Bernie Sanders Has Heart Surgery, Stops Campaign For Presidential Nomination

"The Senator was found to have a blockage in one artery and two stents were successfully inserted," Bernie Sanders' adviser said in a statement.

Bernie Sanders Has Heart Surgery, Stops Campaign For Presidential Nomination

Bernie Sanders has cancelled his events and appearances until further notice.


Senator Bernie Sanders put his campaign for the Democratic presidential nomination on hold Wednesday after being treated for a blocked artery following chest pains.

At 78, the far-left Sanders is the oldest candidate vying to take on President Donald Trump in 2020 and becomes the first to halt their campaign for health reasons.

"During a campaign event yesterday evening (in Las Vegas, Nevada), Sen. Sanders experienced some chest discomfort," Sanders' senior advisor Jeff Weaver said in a statement.

"Following medical evaluation and testing he was found to have a blockage in one artery and two stents were successfully inserted."

He added that the Vermont senator was talking and in good spirits, and would be resting over the "next few days."

The campaign said they were canceling Sanders' events and appearances "until further notice."

Rival candidates rushed to wish Sanders a swift recovery.

"Anyone who knows Bernie understands what a force he is. We are confident that he will have a full and speedy recovery and look forward to seeing him on the trail soon," tweeted Democratic frontrunner Joe Biden.

Kamala Harris said she was "thinking" of Sanders.

"If there's one thing I know about him, he's a fighter and I look forward to seeing him on the campaign trail soon," the California senator wrote on Twitter.

Massachusetts Senator Elizabeth Warren tweeted that she hoped "to see my friend back on the campaign trail very soon."

Sanders has served in Congress as an independent aligned with Democrats since 1991, first as a representative of Vermont and then, since 2007, as the state's junior senator.

- 'Vigorous schedule' -

Earlier this year he was running consistently in second place behind Biden, who is two years younger, in the race for the Democratic Party nomination for president.

Since July he has jockeyed for position with Warren, who recently moved slightly ahead of him in polls in the crowded field.

Both Sanders' and Biden's age has been raised as an issue in their candidacies.
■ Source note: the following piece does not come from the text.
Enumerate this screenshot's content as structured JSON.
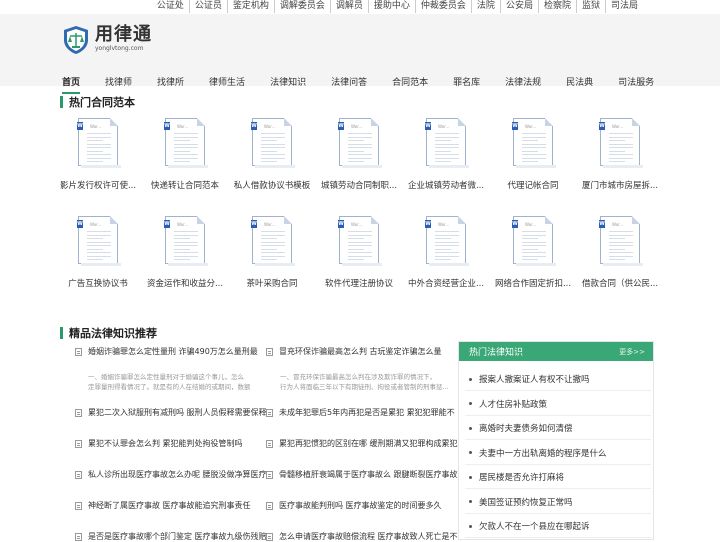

Trump is 73, while Warren is 70.

Sanders' health has generally been good for his age, however, and it has been Biden who has had to bat away questions about his stamina and mental sharpness.

In March Sanders gashed his head on a shower door and had seven stitches, but quickly returned to the campaign trail.

Last month Sanders canceled three events in South Carolina to rest his voice, which had become hoarse.

He sounded raspy during the third Democratic debate and his campaign said it was because of a "vigorous campaign schedule."

New York Congresswoman Alexandria Ocasio-Cortez said Sanders' hospitalization highlighted the rigors of running for office.

"A lot of people don't understand how crazy hard grassroots campaigning is -- for organizers and candidates alike. Rest up, friend. We're with you!" she wrote on Twitter.

Sanders is currently third in an average of national polls, on 16.7 percent, according to the website RealClearPolitics.

Biden leads on 26.1 percent with Warren second on 24.4 percent.

It was not immediately clear whether Sanders would be fit to appear in the fourth Democratic debate scheduled for October 15 in Ohio.

(Except for the headline, this story has not been edited by NDTV staff and is published from a syndicated feed.)